__THE PROBLEM__
Below are some entries; state how many of their lines contain the word "Default", with nothing else in the reply.

__Interface dataset entries__
——
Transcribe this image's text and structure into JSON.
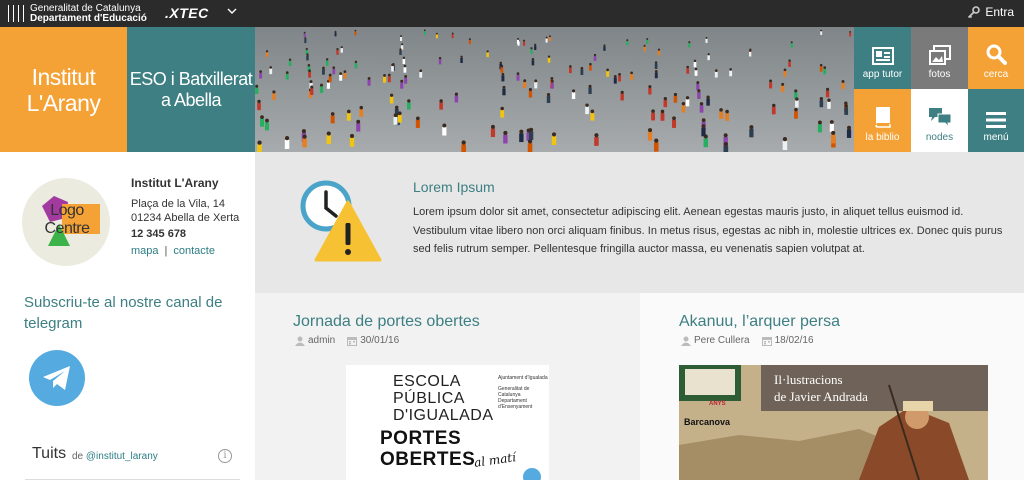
{
  "topbar": {
    "gencat_line1": "Generalitat de Catalunya",
    "gencat_line2": "Departament d'Educació",
    "xtec": ".XTEC",
    "login": "Entra"
  },
  "header": {
    "school": "Institut L'Arany",
    "levels": "ESO i Batxillerat a Abella",
    "tiles": [
      {
        "label": "app tutor",
        "icon": "id-card-icon",
        "color": "#3d7f82"
      },
      {
        "label": "fotos",
        "icon": "photos-icon",
        "color": "#7a7a7a"
      },
      {
        "label": "cerca",
        "icon": "search-icon",
        "color": "#f4a236"
      },
      {
        "label": "la biblio",
        "icon": "book-icon",
        "color": "#f4a236"
      },
      {
        "label": "nodes",
        "icon": "chat-icon",
        "color": "#ffffff"
      },
      {
        "label": "menú",
        "icon": "hamburger-icon",
        "color": "#3d7f82"
      }
    ]
  },
  "sidebar": {
    "logo_text": "Logo Centre",
    "school_name": "Institut L'Arany",
    "address_line1": "Plaça de la Vila, 14",
    "address_line2": "01234 Abella de Xerta",
    "phone": "12 345 678",
    "link_map": "mapa",
    "link_separator": "|",
    "link_contact": "contacte",
    "telegram_title": "Subscriu-te al nostre canal de telegram",
    "tweets_title": "Tuits",
    "tweets_by": "de",
    "tweets_handle": "@institut_larany",
    "info_glyph": "i"
  },
  "notice": {
    "title": "Lorem Ipsum",
    "body": "Lorem ipsum dolor sit amet, consectetur adipiscing elit. Aenean egestas mauris justo, in aliquet tellus euismod id. Vestibulum vitae libero non orci aliquam finibus. In metus risus, egestas ac nibh in, molestie ultrices ex. Donec quis purus sed felis rutrum semper. Pellentesque fringilla auctor massa, eu venenatis sapien volutpat at."
  },
  "posts": [
    {
      "title": "Jornada de portes obertes",
      "author": "admin",
      "date": "30/01/16",
      "poster": {
        "line1": "ESCOLA",
        "line2": "PÚBLICA",
        "line3": "D'IGUALADA",
        "bold1": "PORTES",
        "bold2": "OBERTES",
        "small1": "Ajuntament d'Igualada",
        "small2": "Generalitat de Catalunya",
        "small3": "Departament d'Ensenyament",
        "script": "al matí"
      }
    },
    {
      "title": "Akanuu, l’arquer persa",
      "author": "Pere Cullera",
      "date": "18/02/16",
      "poster": {
        "line1": "Il·lustracions",
        "line2": "de Javier Andrada",
        "publisher": "Barcanova",
        "anys": "ANYS"
      }
    }
  ]
}
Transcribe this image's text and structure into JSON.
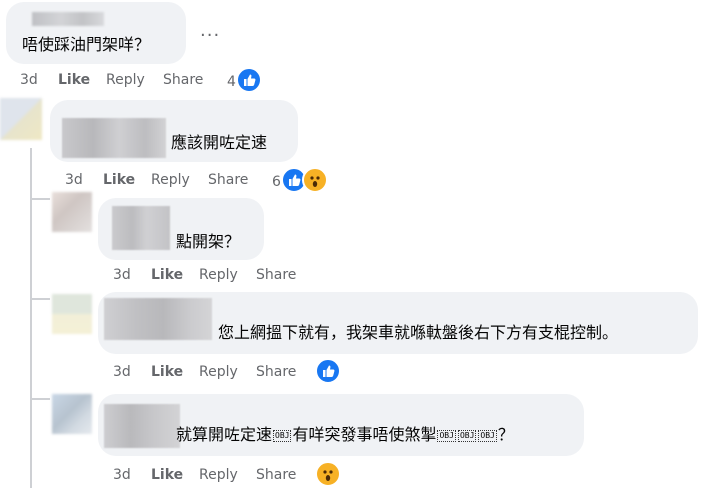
{
  "comments": [
    {
      "text": "唔使踩油門架咩？",
      "time": "3d",
      "like": "Like",
      "reply": "Reply",
      "share": "Share",
      "reaction_count": "4",
      "reactions": [
        "like"
      ]
    },
    {
      "text": "應該開咗定速",
      "time": "3d",
      "like": "Like",
      "reply": "Reply",
      "share": "Share",
      "reaction_count": "6",
      "reactions": [
        "like",
        "wow"
      ]
    },
    {
      "text": "點開架？",
      "time": "3d",
      "like": "Like",
      "reply": "Reply",
      "share": "Share",
      "reaction_count": "",
      "reactions": []
    },
    {
      "text": "您上網搵下就有，我架車就喺軚盤後右下方有支棍控制。",
      "time": "3d",
      "like": "Like",
      "reply": "Reply",
      "share": "Share",
      "reaction_count": "",
      "reactions": [
        "like"
      ]
    },
    {
      "text_part1": "就算開咗定速",
      "obj": "OBJ",
      "text_part2": "有咩突發事唔使煞掣",
      "text_end": "？",
      "time": "3d",
      "like": "Like",
      "reply": "Reply",
      "share": "Share",
      "reaction_count": "",
      "reactions": [
        "wow"
      ]
    }
  ],
  "more_options": "...",
  "colors": {
    "bubble": "#f0f2f5",
    "meta": "#65676b",
    "like_blue": "#1877f2",
    "wow_yellow": "#f7b125",
    "thread_line": "#ced0d4"
  }
}
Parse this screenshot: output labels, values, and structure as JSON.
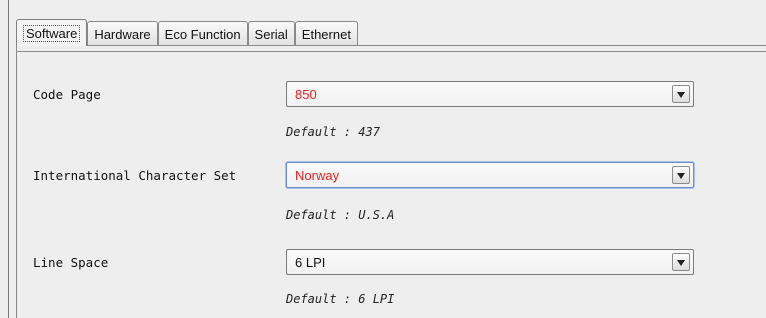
{
  "tabs": [
    {
      "label": "Software",
      "active": true
    },
    {
      "label": "Hardware"
    },
    {
      "label": "Eco Function"
    },
    {
      "label": "Serial"
    },
    {
      "label": "Ethernet"
    }
  ],
  "settings": {
    "code_page": {
      "label": "Code Page",
      "value": "850",
      "default": "Default : 437"
    },
    "intl_charset": {
      "label": "International Character Set",
      "value": "Norway",
      "default": "Default : U.S.A"
    },
    "line_space": {
      "label": "Line Space",
      "value": "6 LPI",
      "default": "Default : 6 LPI"
    }
  },
  "colors": {
    "changed_value": "#e02020",
    "focus_border": "#6a8fcb"
  }
}
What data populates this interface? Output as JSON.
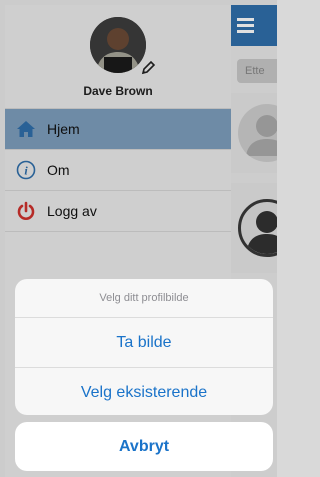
{
  "profile": {
    "name": "Dave Brown"
  },
  "menu": {
    "items": [
      {
        "label": "Hjem",
        "icon": "home-icon",
        "active": true
      },
      {
        "label": "Om",
        "icon": "info-icon",
        "active": false
      },
      {
        "label": "Logg av",
        "icon": "power-icon",
        "active": false
      }
    ]
  },
  "main": {
    "search_placeholder": "Ette"
  },
  "action_sheet": {
    "title": "Velg ditt profilbilde",
    "options": [
      "Ta bilde",
      "Velg eksisterende"
    ],
    "cancel": "Avbryt"
  },
  "colors": {
    "accent": "#1a73c9",
    "topbar": "#2f6fab",
    "active_menu": "#7e9fbe",
    "logout_red": "#d0312d"
  }
}
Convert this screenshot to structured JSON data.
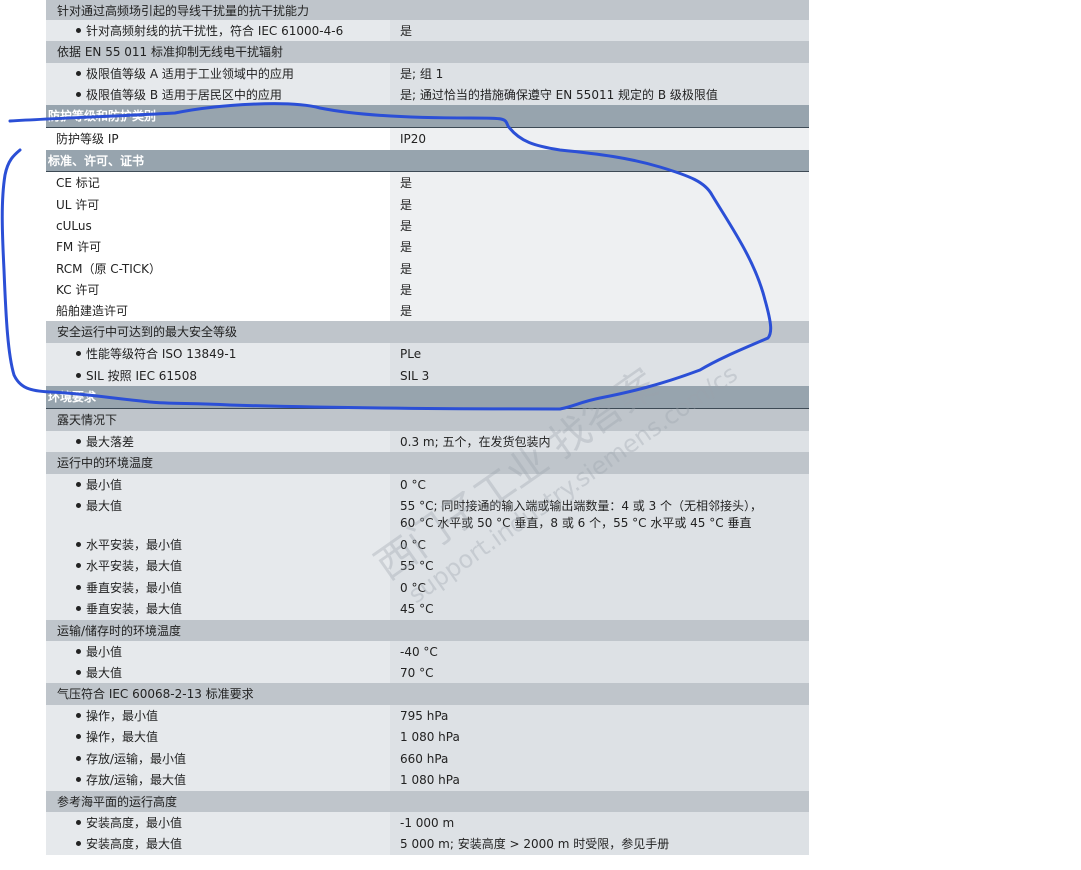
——
__YOUR RESPONSE__
3